Sunshine and Vitamin D Help Prevent Viral Infections
Viral infections plague us mostly in the wintertime. Is this a coincidence? Actually, no. Medical researchers have determined that the lack of sunshine during the wintertime, and the resulting decrease in vitamin D levels, is the cause for increased influenza and other infections, especially as we age.
The researchers also confirmed findings of other research that have found that vitamin D levels tend to drop as we age.
The researchers, from the University of Cantabria’s Medical School and led by Dr. Victor Manuel Martinez-Taboada, tested three groups of healthy adults: young adults (ages 20-30), middle-aged adults (aged 31-59) and elderly persons (aged 60-86).

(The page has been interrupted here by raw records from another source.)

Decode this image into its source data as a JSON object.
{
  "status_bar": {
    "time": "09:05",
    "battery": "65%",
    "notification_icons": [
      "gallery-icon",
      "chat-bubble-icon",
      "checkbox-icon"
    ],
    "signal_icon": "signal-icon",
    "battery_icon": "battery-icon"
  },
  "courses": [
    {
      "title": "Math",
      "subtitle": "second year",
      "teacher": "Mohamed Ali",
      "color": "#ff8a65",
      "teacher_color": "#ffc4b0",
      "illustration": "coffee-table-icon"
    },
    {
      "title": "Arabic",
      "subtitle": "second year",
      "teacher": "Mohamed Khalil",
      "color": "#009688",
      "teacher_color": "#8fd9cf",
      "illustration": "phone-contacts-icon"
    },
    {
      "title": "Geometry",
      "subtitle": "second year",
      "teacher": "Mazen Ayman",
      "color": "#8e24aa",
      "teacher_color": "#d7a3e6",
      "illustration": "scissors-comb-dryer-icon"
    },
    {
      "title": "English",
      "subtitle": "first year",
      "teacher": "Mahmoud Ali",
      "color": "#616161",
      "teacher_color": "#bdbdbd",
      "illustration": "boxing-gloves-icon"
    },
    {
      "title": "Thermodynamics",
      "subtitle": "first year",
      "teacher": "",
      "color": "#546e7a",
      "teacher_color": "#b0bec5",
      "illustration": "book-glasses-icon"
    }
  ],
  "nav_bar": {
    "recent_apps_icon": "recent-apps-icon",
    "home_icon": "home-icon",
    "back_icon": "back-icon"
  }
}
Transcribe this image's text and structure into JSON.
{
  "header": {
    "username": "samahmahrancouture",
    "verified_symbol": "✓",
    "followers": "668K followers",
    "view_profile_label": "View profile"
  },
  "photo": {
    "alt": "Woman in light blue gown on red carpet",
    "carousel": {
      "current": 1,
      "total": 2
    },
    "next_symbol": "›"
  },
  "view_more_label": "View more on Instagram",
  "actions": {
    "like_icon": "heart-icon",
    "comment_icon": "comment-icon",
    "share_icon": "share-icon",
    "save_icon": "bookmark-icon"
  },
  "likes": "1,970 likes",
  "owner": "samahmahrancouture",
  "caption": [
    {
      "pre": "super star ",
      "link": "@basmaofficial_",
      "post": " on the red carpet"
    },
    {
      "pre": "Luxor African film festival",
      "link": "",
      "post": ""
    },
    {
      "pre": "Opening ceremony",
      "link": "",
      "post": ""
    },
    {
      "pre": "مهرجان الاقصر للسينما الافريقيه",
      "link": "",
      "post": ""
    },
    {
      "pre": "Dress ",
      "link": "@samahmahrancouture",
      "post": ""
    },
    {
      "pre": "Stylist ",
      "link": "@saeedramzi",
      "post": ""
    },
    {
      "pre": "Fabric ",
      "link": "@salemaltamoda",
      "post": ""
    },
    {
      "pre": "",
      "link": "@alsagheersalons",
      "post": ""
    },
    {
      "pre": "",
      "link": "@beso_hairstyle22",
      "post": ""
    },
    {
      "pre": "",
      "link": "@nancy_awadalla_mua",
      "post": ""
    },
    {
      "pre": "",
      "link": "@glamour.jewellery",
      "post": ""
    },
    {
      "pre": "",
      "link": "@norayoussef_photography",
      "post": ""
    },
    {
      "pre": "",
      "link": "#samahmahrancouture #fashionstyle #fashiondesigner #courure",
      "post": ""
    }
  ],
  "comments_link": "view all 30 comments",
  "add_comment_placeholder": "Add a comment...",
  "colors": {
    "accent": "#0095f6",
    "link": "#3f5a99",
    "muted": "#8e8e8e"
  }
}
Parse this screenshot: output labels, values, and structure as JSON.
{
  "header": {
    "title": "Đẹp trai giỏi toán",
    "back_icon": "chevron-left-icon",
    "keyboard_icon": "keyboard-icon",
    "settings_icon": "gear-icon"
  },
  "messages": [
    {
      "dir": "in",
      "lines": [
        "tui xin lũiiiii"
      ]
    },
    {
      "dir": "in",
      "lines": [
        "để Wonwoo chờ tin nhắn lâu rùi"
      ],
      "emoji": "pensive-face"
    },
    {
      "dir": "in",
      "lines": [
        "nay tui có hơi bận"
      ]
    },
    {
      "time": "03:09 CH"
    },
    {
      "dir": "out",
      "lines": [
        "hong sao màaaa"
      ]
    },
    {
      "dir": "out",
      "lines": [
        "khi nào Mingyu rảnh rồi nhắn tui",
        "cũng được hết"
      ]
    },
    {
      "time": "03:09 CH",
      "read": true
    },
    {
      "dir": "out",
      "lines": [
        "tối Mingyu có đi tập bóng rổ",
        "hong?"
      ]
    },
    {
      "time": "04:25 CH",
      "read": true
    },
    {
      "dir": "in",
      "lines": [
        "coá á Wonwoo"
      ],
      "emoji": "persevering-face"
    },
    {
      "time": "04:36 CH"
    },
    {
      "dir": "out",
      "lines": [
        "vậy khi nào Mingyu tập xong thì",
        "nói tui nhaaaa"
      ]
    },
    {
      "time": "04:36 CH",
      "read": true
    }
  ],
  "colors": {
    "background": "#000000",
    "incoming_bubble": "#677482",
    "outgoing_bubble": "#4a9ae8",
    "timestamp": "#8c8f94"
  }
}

The study found that higher levels of blood serum vitamin D (25OHD) were associated with lower viral infection rates, especially during the wintertime. The elderly adults showed the greatest association between vitamin D levels and wintertime viral infection rates.
Vitamin D is known as the sunshine vitamin because it is produced when UVB light hits the skin. It is then processed through the liver to produce the serum 25OHD. Because UVB radiation decreases in the winter, vitamin D levels go down, just as viral infection rates increase.
“There are numerous studies showing the benefits of maintaining adequate vitamin D levels. As more and more research into vitamin D is conducted, we are learning that it is extremely important for human health. Our study is no different, and vitamin D supplements should be considered one of many tools that might help when conventional therapies are not enough,” said Dr. Martinez-Taboada.
Key immunity receptors increased
The research found that increased viral immunity appears to be related to vitamin D’s ability to increase the expression of a key immune marker called the toll-like receptor-7 (TLR7). This expression increases the ability of macrophages and lymphocytes to counteract viral infections.
Circulating 25OHD levels were determined through ELISA, and they found serum 25OHD levels were decreased with age.
Other toll-receptors were also found to correlate with vitamin D. These included TLR2, TLR4 and TLR5, which also increase immunity against various bacterial infections.
Alvarez-Rodriguez L, Lopez-Hoyos M, Garcia-Unzueta M, Amado JA, Cacho PM, Martinez-Taboada VM. Age and low levels of circulating vitamin D are associated with impaired innate immune function. J Leukoc Biol. 2012 May;91(5):829-38.
Adams C. Healthy Sun: Healing with Sunshine and the Myths About Skin Cancer. Logical Books, 2014.